In 14 days the best and brightest of the Republican Party will flock to Tampa for a showdown between Tea Party conservatives and the GOP establishment as the party attempts to coalesce around one man: Mitt Romney.
But as ideas clash inside, a storm could be brewing outside as well. The Republican National Convention is scheduled during the peak of Florida hurricane season. And Tampa Bay is three kinds of vulnerable to the horrific winds, piercing rains and engulfing floods that come with an Atlantic hurricane.
As a coastal city, Tampa is vulnerable to storms spinning west from the coast of Africa, coming north through the Caribbean or swirling east from the Gulf of Mexico.
"They are quite vulnerable to storms from any direction literally," said Dennis Feltgen, spokesman for the National Hurricane Center in Miami. "The worst case scenario is a hurricane approaching from the southwest with the center crossing north of Tampa because it would push the water in Tampa Bay into Tampa and you would have horrific flooding."
The Republican National Convention takes place smack dab in the "heart of hurricane season," Feltgen said. That season became slightly bleaker last week when the National Oceanic and Atmospheric Association tacked an additional three storms onto its predictions.
NOAA said Thursday that it expects between 12 and 17 storms with winds exceeding 39 mph, and two or three could be major hurricanes with winds of at least 111 mph.
But while hurricane season as a whole may have more storms than first expected, Feltgen said there is no way to know if those storms are headed for Tampa.
"That kind of long range science does not exist," Feltgen said. "There is some good skill in looking at the overall season over the entire six month period, but I cannot tell you with any scientific skill where the storms will form, let alone if they are going to make landfall."
Since NOAA began keeping track in 1852, the Tampa area has weathered 27 hurricanes. Six of those have made landfall in the month of August, the month of this year's GOP convention.
The area's most recent hurricane, Charley, blew through in 2004. The category 4 storm was originally projected to storm straight into Tampa, but made a last-minute change of direction, hitting about 130 miles south.
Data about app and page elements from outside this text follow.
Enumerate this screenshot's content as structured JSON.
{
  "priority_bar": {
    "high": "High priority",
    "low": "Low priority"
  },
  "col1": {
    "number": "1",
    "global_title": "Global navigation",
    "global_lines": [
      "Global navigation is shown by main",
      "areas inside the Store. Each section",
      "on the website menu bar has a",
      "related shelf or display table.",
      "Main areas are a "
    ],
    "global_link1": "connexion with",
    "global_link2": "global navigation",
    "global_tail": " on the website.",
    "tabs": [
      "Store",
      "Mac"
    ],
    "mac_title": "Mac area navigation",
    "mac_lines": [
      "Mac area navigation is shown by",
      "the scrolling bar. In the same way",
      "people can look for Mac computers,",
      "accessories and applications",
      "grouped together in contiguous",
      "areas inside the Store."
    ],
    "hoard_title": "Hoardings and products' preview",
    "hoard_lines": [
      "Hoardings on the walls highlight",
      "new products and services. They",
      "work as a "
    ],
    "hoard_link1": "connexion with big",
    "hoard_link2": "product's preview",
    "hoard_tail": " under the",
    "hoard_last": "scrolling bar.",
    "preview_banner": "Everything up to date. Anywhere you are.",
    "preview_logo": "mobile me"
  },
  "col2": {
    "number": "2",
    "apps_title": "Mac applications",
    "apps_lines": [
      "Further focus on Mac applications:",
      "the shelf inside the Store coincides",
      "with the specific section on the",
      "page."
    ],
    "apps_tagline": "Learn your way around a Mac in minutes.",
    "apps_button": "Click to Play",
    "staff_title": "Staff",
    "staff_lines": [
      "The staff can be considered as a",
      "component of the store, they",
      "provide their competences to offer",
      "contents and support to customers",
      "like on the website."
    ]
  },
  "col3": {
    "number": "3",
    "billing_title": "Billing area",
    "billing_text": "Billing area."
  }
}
It brought 150 mph winds and caused $15 billion in damages.
The Republican National Convention, Secret Service and federal, state and local authorities have been planning for a "multitude" of hurricane scenarios for "well over a year," said Bryan Koon, Florida's emergency management director. RNC spokesman James Davis would not give details of those plans, saying only that they are "focused completely on having a great convention."
"Anything can happen and there are certainly things outside of your control, but we are comfortable we have the contingency plans in place," Davis said.
As far as bad weather goes, a hurricane is "the largest threat" to the convention, Koon said.
"But it's not the most likely," he said. "A severe thunderstorm that produces lightning or 90-plus degree days with high humidity are far more likely but their impact is far less."
While the RNC would not divulge much information about contingency plans, Koon said the planning groups have discussed cutting the convention short or "whatever would be necessary" to keep people safe "given the circumstances of that particular storm."
About 50,000 delegates, journalists and protestors are expected to flock to Tampa to witness Mitt Romney become the official Republican presidential nominee. But Koon said the visitors make up only a "small part of what the overall effort would be "if a hurricane approached.
"It adds a wrinkle to what we do," Koon said. "As size of gatherings go, the RNC is not one of the largest we have to deal with. It's something we can incorporate to how we do business."
Republicans have held their nomination convention in hurricane-prone cities four times in the past 50 years, and all of them went off without a weather catastrophe. But 13 years after GOP delegates filled Houston's Astrodome, Hurricane Rita rocked its exterior and refugees from Hurricane Katrina filled its field.
Seventeen years before America's deadliest hurricane smashed into New Orleans, Republicans descended on the city for their 1988 convention.
So how likely is it that Mother Nature's fury with collide with Republican's political frenzy?
"The odds of getting a hurricane at any one place at any one time are not that great," Feltgen said. "Life doesn't stop because you're hurricane prone. You just prepared for it."